Clyde W. Tombaugh was an American astronomer who, in 1939 at the age of twenty-four, discovered the planet Pluto, and who later witnessed UFOs on several occasions. His most publicized sighting occurred on August 20, 1949. In the company of his wife and mother-in-law, Tombaugh observed a geometrically arranged group of six-to-eight rectangles of light, window-like in appearance and yellowish-green in color, which moved from northwest to southeast over Las Cruces, New Mexico.
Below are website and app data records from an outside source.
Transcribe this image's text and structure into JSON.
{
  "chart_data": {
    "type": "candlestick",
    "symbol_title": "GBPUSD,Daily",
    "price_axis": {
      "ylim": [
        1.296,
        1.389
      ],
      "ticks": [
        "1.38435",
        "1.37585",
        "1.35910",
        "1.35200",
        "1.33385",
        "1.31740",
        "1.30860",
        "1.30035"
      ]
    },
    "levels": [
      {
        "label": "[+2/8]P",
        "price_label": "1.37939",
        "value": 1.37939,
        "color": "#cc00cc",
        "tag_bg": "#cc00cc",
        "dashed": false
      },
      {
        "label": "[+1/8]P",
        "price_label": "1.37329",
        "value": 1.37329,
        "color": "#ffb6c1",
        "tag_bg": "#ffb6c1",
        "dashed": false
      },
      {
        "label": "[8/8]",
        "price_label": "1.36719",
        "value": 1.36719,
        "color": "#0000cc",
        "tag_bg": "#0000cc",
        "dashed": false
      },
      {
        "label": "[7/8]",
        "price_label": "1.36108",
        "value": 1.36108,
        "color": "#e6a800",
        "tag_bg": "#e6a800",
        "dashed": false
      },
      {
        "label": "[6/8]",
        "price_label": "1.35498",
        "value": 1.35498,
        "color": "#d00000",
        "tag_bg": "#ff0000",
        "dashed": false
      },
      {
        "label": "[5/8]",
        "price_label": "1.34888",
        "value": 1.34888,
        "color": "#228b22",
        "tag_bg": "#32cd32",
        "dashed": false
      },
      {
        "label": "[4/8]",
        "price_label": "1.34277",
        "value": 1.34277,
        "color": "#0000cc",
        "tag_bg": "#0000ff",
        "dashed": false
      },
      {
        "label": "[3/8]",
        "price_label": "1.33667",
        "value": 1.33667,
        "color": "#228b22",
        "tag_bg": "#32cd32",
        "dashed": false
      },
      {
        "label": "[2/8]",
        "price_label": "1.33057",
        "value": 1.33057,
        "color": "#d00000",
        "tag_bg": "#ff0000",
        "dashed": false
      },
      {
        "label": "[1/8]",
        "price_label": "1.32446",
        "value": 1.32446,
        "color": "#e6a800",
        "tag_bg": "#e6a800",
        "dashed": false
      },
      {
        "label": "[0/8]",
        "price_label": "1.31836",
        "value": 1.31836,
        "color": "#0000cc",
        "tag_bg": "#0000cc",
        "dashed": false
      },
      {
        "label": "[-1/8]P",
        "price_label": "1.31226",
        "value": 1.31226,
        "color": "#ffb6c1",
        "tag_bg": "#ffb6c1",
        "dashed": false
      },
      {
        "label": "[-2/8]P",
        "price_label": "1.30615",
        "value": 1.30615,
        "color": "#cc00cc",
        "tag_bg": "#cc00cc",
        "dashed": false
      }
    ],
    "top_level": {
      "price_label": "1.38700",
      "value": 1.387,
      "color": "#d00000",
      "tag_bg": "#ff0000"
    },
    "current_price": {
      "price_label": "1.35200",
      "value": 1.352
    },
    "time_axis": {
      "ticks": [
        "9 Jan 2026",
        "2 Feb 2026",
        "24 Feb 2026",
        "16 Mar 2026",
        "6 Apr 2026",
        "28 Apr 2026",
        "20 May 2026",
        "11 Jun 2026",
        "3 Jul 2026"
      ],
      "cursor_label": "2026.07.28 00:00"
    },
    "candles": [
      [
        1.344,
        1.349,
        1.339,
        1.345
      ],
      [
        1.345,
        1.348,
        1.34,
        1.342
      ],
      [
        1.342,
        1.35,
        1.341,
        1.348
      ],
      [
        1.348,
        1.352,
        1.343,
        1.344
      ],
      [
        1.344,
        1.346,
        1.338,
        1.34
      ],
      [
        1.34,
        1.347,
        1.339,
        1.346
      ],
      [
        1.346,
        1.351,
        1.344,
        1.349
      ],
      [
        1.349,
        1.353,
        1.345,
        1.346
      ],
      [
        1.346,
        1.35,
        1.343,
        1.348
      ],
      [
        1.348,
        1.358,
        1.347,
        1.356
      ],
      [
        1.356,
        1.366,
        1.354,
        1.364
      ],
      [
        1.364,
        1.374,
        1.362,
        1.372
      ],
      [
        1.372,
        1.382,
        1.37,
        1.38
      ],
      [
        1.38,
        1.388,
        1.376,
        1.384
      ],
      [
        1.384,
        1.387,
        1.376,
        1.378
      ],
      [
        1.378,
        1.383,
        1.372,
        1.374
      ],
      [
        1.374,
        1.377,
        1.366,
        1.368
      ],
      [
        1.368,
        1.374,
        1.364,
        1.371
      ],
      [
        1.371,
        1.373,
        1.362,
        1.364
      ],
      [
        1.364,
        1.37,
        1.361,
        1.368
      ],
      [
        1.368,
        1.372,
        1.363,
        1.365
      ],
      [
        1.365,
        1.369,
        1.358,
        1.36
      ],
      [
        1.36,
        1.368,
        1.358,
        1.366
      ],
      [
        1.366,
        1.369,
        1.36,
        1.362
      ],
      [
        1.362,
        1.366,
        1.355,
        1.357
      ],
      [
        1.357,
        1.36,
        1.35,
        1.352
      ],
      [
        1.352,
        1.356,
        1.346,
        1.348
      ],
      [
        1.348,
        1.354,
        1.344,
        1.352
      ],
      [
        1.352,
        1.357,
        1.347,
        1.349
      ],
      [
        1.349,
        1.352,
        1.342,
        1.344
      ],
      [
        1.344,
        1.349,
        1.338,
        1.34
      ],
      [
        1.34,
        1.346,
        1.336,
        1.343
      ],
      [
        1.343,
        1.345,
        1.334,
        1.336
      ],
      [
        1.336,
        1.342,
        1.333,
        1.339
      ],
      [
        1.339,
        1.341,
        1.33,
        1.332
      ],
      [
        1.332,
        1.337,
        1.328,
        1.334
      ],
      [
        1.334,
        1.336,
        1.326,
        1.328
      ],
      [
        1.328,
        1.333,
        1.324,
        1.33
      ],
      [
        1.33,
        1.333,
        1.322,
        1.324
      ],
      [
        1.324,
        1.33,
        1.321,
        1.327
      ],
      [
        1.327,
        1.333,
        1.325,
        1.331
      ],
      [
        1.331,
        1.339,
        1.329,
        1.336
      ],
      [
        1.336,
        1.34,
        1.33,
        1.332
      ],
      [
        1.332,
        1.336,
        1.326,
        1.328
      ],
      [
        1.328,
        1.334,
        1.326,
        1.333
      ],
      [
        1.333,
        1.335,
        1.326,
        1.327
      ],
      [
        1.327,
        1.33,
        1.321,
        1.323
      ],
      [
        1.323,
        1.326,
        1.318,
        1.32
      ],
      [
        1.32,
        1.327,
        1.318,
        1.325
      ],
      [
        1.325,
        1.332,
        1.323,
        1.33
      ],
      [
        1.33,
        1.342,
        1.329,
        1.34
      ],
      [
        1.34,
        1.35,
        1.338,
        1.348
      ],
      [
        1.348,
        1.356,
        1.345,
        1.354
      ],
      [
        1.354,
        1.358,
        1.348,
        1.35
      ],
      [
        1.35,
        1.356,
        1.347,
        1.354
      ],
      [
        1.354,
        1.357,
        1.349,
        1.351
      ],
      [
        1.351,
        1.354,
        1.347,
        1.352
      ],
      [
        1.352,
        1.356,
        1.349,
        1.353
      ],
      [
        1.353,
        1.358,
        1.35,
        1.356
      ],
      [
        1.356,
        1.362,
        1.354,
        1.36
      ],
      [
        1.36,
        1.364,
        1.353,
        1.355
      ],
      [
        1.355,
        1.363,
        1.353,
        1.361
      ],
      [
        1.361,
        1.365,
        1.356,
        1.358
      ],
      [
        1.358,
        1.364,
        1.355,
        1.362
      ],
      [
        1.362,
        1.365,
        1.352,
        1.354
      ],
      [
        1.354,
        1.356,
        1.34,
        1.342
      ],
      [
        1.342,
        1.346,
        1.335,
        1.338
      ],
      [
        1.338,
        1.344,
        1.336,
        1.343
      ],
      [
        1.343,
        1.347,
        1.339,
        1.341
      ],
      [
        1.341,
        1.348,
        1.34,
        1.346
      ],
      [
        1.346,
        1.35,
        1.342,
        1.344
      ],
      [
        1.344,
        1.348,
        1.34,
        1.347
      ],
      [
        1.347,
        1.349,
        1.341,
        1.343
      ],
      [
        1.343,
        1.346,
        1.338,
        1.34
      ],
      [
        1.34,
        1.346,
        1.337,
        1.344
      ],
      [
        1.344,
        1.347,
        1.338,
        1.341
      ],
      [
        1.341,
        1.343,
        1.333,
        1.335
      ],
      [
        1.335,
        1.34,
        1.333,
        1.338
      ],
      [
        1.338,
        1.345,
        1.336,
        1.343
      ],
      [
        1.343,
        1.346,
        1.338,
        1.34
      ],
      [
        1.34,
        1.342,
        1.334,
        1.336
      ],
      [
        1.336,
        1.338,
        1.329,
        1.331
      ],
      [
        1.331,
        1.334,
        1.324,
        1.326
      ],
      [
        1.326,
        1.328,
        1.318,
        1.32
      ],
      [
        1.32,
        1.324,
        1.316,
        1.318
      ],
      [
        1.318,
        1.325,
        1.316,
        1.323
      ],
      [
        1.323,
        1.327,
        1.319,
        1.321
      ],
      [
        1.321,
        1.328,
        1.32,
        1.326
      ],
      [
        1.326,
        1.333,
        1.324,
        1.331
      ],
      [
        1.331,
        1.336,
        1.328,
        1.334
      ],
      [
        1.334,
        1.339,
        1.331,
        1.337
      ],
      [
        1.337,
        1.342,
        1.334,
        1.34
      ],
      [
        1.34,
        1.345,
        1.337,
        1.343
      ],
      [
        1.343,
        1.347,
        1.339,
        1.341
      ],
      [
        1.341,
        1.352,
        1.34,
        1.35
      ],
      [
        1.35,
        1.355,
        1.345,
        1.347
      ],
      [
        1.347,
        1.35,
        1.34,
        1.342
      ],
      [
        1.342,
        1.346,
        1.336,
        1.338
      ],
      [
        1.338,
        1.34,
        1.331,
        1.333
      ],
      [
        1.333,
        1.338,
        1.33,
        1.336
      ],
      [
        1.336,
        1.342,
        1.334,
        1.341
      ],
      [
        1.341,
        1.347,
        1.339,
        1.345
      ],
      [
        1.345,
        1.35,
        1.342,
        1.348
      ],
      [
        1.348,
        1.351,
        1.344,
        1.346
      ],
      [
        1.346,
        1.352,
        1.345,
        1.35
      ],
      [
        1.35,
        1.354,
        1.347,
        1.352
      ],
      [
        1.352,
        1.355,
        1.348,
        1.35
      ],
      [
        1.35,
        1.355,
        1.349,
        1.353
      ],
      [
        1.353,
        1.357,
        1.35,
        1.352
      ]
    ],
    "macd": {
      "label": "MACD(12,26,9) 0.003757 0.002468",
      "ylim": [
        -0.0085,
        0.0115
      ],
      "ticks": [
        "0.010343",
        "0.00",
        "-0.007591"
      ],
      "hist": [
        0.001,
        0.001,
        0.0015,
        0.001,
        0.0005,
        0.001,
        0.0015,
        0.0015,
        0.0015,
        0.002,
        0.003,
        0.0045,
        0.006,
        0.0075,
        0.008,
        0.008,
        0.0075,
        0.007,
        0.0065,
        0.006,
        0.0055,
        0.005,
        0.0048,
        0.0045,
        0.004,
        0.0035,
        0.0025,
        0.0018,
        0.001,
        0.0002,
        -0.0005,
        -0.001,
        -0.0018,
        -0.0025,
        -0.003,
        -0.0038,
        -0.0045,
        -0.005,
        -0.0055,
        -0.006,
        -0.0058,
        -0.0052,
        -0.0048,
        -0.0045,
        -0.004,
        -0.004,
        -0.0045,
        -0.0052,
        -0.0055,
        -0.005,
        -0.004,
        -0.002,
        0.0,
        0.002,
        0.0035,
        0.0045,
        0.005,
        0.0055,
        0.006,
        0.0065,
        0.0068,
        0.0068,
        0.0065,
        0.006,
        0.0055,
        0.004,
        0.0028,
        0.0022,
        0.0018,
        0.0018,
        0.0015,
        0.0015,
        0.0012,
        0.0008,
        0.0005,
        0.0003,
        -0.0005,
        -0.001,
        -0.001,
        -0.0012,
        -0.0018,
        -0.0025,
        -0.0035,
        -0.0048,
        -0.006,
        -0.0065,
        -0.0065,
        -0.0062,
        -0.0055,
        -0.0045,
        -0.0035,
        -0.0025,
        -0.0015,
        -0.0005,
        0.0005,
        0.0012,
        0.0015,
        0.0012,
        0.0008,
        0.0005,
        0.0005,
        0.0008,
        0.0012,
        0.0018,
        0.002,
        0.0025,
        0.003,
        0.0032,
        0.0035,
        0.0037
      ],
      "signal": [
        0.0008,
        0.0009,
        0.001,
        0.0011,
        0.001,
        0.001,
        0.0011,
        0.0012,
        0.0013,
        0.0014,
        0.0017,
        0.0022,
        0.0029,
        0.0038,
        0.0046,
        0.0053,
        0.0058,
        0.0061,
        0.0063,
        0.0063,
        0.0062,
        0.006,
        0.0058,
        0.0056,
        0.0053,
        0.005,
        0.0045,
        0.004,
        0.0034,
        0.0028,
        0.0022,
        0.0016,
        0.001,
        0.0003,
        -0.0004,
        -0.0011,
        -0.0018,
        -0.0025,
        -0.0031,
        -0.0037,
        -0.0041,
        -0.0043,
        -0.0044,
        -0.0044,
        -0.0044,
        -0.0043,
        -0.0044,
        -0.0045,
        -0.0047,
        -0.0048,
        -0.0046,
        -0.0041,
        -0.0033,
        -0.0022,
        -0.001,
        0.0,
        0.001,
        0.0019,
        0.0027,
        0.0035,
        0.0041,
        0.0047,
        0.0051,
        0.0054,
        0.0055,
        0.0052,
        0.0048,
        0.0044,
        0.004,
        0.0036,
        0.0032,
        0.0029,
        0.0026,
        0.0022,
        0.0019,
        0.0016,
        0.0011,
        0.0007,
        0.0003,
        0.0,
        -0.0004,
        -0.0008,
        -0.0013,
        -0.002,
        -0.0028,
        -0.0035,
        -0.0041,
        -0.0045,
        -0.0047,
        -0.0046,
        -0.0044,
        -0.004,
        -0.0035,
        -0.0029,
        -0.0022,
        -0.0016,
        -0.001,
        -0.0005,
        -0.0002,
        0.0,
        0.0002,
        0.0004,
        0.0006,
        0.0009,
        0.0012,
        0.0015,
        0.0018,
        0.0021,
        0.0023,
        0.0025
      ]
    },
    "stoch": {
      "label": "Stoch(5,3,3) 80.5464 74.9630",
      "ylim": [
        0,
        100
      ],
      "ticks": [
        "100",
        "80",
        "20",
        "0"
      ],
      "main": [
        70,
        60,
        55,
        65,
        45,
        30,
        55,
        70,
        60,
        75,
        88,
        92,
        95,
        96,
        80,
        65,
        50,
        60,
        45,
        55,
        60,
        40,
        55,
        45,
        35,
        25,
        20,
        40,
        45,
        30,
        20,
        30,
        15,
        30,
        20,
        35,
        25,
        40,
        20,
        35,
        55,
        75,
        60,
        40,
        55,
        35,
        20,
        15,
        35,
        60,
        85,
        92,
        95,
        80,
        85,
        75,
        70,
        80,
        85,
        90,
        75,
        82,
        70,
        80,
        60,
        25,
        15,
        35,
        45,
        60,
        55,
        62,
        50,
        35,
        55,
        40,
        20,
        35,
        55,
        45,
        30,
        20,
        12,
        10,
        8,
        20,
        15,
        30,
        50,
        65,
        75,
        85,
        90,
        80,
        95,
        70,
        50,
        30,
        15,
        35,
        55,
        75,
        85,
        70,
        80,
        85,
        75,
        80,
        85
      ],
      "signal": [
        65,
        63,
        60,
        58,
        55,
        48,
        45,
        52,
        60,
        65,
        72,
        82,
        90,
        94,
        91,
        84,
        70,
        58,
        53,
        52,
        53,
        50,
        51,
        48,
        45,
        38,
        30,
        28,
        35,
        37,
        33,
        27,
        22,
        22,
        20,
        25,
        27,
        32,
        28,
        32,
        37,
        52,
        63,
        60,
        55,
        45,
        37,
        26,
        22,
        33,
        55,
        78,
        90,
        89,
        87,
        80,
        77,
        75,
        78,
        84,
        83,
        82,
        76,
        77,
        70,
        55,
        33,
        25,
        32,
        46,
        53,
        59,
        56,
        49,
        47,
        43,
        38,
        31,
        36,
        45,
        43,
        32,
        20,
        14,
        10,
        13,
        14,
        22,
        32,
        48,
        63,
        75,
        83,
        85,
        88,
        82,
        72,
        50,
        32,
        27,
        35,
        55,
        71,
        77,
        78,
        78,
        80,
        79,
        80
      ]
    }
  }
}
In The World of Flying Saucers (Garden City, N.Y.: Doubleday and Company, 1963), Donald Menzel and Lyle G. Boyd quote Tombaugh as saying, ". . . the faintness of the object, together with the manner of fading in intensity as it traveled away from zenith towards the southeastern horizon, is quite suggestive of a reflection from an optical boundary or surface of slight contrast in refractive index, as in an inversion layer." However, in a letter to Richard Hall, dated September 10, 1957, and published in The UFO Evidence (Washington, D.C.: National Investigations Committee on Aerial Phenomena, 1964), Tombaugh stated, "I doubt that the phenomenon was any terrestrial reflection. . . ." He concluded the letter by saying, "I was so unprepared for such a strange sight that I was really petrified with astonishment." In an interview published in the August 1975 issue of Science Digest, Tombaugh notes that he was working at the White Sands Missile Range at the time of the sighting and knew that "we didn't have anything that could do that." He reported it to the FBI with the request that it not be made public. However, the story leaked out and Tombaugh was deluged with crank letters. When he later observed two other strange phenomena, he did not report them in order to protect his professional reputation. as to what he might have seen, Tombaugh states, "It is still a very open question."


Source: The UFO Encyclopedia by Margareth Sachs - 1980
No infringement intended. For educational purposes only.